A steamy swoon of a young adult novel set in the mid-70s at an East Coast boarding school. As the title suggests The Virgins is all about first times and Erens devotes a lot of the novel on the preambles to sexual rites of passage. Jealousy, appearances and lot of longing sighs are spun into the narrative that follows Aviva, a pixieish brunette and Seung, a frustrated Korean American, through fumbles that Erens gives unlimited suspense to with the fear of being caught by teachers. Despite what sounds like a cheeky premise, The Virgins is a deeply serious narrative that keeps a straight face on even the most teenage of misadventures.
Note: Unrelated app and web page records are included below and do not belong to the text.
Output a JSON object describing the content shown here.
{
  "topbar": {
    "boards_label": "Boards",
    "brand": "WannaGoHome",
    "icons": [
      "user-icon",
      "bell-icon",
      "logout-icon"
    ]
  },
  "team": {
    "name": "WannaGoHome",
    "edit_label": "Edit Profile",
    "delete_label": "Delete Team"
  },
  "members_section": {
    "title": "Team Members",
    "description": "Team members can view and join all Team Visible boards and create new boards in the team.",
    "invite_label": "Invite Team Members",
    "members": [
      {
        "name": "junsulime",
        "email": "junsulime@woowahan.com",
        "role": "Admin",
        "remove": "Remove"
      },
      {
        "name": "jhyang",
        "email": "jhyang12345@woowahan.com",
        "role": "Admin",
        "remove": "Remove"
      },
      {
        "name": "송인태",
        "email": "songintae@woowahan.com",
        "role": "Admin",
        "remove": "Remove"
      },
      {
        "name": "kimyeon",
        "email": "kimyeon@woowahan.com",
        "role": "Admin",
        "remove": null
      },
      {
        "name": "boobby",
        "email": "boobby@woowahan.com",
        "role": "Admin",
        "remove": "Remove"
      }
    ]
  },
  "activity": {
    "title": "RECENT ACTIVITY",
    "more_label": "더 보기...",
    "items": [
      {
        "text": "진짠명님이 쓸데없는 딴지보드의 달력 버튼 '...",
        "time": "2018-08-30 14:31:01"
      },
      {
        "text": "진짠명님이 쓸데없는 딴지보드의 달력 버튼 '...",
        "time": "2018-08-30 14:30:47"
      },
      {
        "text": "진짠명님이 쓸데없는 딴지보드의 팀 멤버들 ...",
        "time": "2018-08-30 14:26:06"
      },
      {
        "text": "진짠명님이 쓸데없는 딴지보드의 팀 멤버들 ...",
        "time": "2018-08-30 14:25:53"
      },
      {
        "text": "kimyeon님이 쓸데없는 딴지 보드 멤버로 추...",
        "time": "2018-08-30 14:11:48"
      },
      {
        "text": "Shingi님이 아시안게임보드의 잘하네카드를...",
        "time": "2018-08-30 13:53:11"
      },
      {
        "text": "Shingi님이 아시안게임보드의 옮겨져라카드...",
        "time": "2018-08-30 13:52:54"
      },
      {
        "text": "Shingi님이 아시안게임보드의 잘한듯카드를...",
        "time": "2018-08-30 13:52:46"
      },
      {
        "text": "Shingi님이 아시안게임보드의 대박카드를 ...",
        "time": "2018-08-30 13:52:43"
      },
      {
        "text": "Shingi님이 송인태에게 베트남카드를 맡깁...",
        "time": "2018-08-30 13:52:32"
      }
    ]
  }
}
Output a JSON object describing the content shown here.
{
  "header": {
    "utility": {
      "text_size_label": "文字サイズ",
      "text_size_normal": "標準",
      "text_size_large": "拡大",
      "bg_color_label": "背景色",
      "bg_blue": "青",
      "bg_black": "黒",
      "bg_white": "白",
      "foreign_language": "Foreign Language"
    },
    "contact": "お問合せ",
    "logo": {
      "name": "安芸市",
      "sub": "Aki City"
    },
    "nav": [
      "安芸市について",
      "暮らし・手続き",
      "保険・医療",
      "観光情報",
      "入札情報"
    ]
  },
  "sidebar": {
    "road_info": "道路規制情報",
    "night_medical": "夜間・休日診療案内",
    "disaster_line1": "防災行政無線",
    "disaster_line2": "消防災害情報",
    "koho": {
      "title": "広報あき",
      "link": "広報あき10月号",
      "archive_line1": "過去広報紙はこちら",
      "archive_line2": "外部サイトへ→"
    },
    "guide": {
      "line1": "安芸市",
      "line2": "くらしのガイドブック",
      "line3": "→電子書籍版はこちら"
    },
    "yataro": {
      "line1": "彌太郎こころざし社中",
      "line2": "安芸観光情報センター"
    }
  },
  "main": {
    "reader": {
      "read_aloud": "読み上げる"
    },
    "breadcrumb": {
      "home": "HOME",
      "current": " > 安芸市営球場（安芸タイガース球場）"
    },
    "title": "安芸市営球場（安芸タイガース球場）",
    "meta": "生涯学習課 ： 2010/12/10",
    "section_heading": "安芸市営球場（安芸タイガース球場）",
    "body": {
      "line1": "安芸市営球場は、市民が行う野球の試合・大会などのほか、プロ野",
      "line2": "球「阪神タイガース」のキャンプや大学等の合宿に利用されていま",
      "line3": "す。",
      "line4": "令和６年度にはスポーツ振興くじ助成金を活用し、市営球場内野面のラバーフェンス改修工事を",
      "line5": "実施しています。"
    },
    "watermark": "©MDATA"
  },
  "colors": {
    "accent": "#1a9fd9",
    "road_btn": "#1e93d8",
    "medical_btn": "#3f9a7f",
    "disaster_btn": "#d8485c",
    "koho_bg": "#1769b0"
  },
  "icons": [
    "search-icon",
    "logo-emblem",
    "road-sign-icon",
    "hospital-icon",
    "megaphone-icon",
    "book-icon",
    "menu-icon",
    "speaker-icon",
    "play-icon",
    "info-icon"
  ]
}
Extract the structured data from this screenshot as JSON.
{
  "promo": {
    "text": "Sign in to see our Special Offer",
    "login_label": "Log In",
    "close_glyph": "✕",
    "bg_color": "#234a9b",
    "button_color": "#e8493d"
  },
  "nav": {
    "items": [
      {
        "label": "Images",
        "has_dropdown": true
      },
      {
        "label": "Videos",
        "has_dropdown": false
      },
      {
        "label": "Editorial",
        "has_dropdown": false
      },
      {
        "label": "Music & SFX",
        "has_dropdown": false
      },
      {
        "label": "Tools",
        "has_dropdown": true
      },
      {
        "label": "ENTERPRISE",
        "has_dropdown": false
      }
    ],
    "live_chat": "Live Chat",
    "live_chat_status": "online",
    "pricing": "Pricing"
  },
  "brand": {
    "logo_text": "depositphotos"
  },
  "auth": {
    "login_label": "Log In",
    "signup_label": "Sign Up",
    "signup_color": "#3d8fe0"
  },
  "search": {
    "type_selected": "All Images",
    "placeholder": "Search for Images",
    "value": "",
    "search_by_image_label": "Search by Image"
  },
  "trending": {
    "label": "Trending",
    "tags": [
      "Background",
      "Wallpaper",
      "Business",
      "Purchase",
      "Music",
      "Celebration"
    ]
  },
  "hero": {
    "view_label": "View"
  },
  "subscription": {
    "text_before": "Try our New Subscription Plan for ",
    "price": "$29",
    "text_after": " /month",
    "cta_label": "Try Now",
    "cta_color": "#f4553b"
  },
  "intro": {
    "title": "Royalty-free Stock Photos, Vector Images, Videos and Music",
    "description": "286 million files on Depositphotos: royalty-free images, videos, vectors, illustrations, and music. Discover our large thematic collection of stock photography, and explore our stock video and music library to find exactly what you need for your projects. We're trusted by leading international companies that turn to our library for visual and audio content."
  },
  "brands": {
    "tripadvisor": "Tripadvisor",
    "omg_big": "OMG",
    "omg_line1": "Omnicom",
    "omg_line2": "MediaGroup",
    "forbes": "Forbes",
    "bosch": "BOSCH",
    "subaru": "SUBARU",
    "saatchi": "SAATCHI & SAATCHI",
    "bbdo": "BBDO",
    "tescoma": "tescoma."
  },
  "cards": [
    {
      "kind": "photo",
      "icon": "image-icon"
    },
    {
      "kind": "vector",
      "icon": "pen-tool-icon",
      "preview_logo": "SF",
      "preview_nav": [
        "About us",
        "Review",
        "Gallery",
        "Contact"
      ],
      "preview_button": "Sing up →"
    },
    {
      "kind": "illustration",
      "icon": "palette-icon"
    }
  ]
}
An interesting aspect to the love affair is the third component and narrator, the caddish-sounding villain Bruce Bennett-Jones. We’re told early on in the narrative that Bruce has made up the backstories of the characters based on his distant observations of the couple. Perhaps Bruce’s salivating view of the two excuses how distant and often unsympathetic both lovers are, but the narrative dips in and out of this malevolent edge to glaze it all with the nostalgia for being as downright horny as teenagers.
Eren’s style does capture the earnestness and darkness of young relationships with a keen eye. A supporting character is caught in the cyclic malice of an abusive relationship and the threat of sexual assault lingers around Aviva. Sex has dark consequences and the narrative is constructed in a way that makes losing virginity quasi-metaphysical and certainly transcends any idea of social labels. Eren’s prose goes heavy on the atmosphere and melodrama to make the corridors of the boarding school oppressed with sexual tension. A surprising lack of dialogue for a high school novel adds to the self-absorption and the fixation on privacy: Aviva and Seung are regularly berated for exhibiting their intimacy that seems to fog up every surface near them.
Obviously, both of the lovers have a tough time with their parents and Erens uses every angle she can to make the characters seems complex and wise beyond their years. Aviva’s attractive level of bookish depression and Seung’s masculine athleticism and fondness for drugs make them the perfect sexy couple intended to be desired by and not alienate adolescent readers.
The narrative structure, alert with the male gaze and a few nice hints at the climax, does liven up the story that offers little fresh insight into how virginity is viewed. The sort-of aims of literary style does have a faint echo of Donna Tart’s The Secret History and the level of sexiness throughout definitely makes this enjoyable for young adults. The Virgins revels in its obsession with sex and relationships that would make it the envy of other coming of age dramas and falls into teenage indulgence with wild abandon.